    It is safe so much as anything is safe. There is nothing in nature that is 100% safe.

    Your argument is utopian, idealistic and divorced from the natural world.

    Like or Dislike: Thumb up 0 Thumb down 0 (0)

  31. …Humans vary in sensitivity to chemicals and half the nations 5 year olds will require less than 10kg of acing sugar for a reaction. This is not emotion, it is school level statistics, something I suggest you go back and study.

    and

    And the WHO have not said it is safe, they have merely given the amount required to have an effect on the “average? child. Extrapolated no doubt from animal tests, which are notoriously unreliable.

    It seems like you’re referring to the median in the first paragraph, but the average in the second…?

    Like or Dislike: Thumb up 0 Thumb down 0 (0)

  32. Yeah the first would be the median, unless it is a normal distribution, in which case mean and median are the same. Of course the WHO may have also meant the median rather than the mean, which would be a more sensible measure in any case if they are interested in the “average” child.

    BP simply giving a list of words is not an argument, you need to actually justify why each of them apply. There is no reason for example why banning a product is any more or less “natural” than not banning it, unless of course you define “natural” as allowing anything into the country, which is not the meaning most people would give to the word. It is also not safe as much as anything is safe. the WHO have determined that eating 10kg of icing is not safe. If we assume a conservative estimate of 1 part colouring to 1000 parts sugar, then eating 10g of pure colouring is unsafe. It is less safe than eating or drinking water, beer, brocoli, tofu, dirt, earthworms, earwigs, bananas or grass (etc., etc.) all of which would be safe to eat in those quantities. Ergo, it is not “safe so much as anything is safe”.

    Like or Dislike: Thumb up 0 Thumb down 0 (0)

Leave a Reply

Your email address will not be published. Required fields are marked *
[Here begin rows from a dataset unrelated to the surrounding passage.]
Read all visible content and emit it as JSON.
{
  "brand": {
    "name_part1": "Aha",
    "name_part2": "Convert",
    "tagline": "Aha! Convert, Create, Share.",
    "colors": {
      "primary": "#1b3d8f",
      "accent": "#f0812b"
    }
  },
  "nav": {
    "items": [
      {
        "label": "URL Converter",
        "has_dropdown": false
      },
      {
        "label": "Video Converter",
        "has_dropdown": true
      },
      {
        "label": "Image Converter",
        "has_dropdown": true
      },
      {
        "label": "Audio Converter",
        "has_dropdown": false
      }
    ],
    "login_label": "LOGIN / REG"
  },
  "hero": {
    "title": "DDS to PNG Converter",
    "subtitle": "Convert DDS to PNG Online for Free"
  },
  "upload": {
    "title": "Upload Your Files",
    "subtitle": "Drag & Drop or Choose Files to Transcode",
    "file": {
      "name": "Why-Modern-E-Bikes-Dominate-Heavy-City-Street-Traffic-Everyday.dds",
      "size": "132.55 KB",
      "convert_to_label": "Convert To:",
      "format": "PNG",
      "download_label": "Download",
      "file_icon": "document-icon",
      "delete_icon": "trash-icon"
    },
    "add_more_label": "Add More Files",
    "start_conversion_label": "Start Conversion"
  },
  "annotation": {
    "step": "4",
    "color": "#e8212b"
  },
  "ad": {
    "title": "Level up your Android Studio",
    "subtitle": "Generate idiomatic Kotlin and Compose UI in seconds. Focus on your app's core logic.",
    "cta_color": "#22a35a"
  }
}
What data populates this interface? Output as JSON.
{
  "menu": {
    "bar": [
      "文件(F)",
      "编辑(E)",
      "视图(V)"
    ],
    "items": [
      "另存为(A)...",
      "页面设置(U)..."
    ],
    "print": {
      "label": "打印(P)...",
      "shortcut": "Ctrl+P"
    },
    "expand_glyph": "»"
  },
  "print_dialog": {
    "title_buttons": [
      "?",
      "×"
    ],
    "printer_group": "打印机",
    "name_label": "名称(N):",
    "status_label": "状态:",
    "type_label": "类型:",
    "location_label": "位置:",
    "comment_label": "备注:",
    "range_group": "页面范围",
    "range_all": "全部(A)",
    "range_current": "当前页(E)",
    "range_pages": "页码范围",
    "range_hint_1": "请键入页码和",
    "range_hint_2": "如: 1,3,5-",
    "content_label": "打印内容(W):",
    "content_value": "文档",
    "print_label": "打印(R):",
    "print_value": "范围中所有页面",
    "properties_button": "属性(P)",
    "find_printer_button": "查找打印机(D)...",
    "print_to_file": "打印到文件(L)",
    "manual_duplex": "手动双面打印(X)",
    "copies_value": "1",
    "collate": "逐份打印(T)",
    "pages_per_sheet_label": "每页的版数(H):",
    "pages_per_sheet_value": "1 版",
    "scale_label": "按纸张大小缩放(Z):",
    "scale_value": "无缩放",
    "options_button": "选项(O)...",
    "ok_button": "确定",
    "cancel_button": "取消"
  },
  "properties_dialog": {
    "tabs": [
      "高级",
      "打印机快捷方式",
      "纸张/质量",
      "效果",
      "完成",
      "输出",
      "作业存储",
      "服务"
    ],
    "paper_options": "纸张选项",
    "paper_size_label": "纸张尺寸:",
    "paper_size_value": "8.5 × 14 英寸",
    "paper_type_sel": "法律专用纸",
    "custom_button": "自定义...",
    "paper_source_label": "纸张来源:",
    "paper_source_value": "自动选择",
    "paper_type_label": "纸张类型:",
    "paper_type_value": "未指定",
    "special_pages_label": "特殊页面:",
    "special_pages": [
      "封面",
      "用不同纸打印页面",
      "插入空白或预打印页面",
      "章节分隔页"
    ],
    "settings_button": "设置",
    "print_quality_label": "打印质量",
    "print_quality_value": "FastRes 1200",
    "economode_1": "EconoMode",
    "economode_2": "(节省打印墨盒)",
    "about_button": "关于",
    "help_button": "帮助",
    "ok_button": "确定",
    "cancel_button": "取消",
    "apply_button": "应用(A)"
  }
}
You may use these HTML tags and attributes: <a href="" title=""> <abbr title=""> <acronym title=""> <b> <blockquote cite=""> <cite> <code> <del datetime=""> <em> <i> <q cite=""> <strike> <strong>